White sand beaches, sunny days, and clear blue waters come to mind when one thinks of Barbados. But there is so much more to see and do on this Caribbean island!
While the island is not known for its museums, history buffs can get a real kick of the many relics of the past that are still standing strong. Travelers can begin at the The Barbados Museum and Historical Society, housed in a nineteenth-century building that was once the British Garrison’s Military Prison. Explore seven galleries unveiling the social, decorative, military, and natural history of Barbados.
When you’re finished there, St. Nicholas Abbey awaits. The three-story Jacobean mansion is one of just three that exist in the Western Hemisphere. Not only will you get to view a movie about the Abbey, and explore the rum distillery and boiling house, you’ll also enjoy delicious eight and twelve-year-old rum which is produced on site.
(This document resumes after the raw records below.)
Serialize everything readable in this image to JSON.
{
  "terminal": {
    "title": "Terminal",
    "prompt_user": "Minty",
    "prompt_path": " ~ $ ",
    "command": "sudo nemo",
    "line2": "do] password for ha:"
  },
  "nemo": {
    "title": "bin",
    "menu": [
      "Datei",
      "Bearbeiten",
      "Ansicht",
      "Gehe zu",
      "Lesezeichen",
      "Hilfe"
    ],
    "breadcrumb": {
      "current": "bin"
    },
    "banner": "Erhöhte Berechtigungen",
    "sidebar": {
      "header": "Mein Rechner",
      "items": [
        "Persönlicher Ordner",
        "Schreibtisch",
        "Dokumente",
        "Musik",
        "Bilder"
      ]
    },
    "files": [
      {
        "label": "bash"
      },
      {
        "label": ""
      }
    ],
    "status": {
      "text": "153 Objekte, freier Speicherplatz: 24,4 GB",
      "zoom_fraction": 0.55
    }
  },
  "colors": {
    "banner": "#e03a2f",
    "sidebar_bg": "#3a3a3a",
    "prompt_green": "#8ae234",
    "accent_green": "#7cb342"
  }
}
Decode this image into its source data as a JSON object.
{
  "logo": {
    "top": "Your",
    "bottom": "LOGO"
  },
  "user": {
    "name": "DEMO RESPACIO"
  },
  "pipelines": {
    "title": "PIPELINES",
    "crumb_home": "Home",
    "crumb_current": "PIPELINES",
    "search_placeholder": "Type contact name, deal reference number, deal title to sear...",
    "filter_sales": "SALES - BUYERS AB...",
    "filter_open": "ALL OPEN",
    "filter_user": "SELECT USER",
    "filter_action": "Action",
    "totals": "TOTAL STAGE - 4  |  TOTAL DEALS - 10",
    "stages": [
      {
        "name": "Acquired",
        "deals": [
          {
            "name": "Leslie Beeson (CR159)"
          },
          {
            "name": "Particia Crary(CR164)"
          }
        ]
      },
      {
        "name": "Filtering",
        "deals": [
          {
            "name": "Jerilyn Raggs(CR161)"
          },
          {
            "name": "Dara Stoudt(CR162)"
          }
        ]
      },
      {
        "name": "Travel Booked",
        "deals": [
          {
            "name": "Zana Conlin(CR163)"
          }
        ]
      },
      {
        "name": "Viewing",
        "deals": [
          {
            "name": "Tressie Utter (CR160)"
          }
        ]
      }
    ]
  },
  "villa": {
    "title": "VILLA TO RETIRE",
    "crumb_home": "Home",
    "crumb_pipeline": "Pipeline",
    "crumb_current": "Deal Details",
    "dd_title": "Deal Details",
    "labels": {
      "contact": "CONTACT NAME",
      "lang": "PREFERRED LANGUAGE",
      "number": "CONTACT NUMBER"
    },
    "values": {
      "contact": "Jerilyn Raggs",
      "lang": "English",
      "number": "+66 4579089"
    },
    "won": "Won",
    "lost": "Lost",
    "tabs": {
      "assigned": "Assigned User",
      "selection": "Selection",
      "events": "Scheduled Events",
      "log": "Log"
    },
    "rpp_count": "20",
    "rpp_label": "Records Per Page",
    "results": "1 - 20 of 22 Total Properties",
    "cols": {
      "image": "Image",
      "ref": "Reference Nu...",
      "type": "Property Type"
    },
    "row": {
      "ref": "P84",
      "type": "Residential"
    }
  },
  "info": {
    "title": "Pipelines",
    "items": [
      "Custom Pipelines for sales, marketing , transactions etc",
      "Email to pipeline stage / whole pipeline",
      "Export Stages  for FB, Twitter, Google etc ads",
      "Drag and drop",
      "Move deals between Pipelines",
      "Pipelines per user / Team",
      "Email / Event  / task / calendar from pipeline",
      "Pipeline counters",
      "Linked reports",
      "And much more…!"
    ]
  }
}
Speaking of rum, Barbados is home to the oldest in the world— Mount Gay Rum. Located in the north of the island, one can tour the distillery for a trip to tantalize the taste buds, as three hundred years of history is condensed into slideshows, datelines, artifacts, black-and-white photo galleries, taste-tests, and narratives.
For the traveler seeking adventure, Barbados is known to have one of the healthiest coral reefs in the world and diving, snorkeling, water-skiing, paddle-boarding and more, are staples of society.
Think you’ve done it all? How about taking a trip to see the shipwrecks just off the island’s coast? These include: the SS Stavronikita—known as “The Stav.” This 365ft Greek fighter is considered one of the best wreck dive spots the island offers; the Carlisle Bay shipwrecks which are six wrecks in all, with four standouts—the Fox, Berwyn, Eilon, and C-Trek; Friars Crag just a mile off the island’s south coast—an 100ft Dutch fighter that sunk in 1984; and the Pamir, which is perfect for beginners as it sits 60ft down and is 165ft long.
One can’t go to Barbados without experiencing the amazing food, drinks, and of course culture, and a great time of year to get a whole lot of it at a time, is the Crop Over season. May to August sees the island come alive with Calypso and Soca music competitions, vibrant nightlife dedicated to performances of all kinds, culminating in Kadooment Day. Locals and visitors from around the world, jump “down de road” in bands pumping festive tunes, while wearing colourful and often skimpy outfits. Barbadian superstar Rihanna is an avid patron of the festival, so who knows, you may catch a glimpse when you’re here.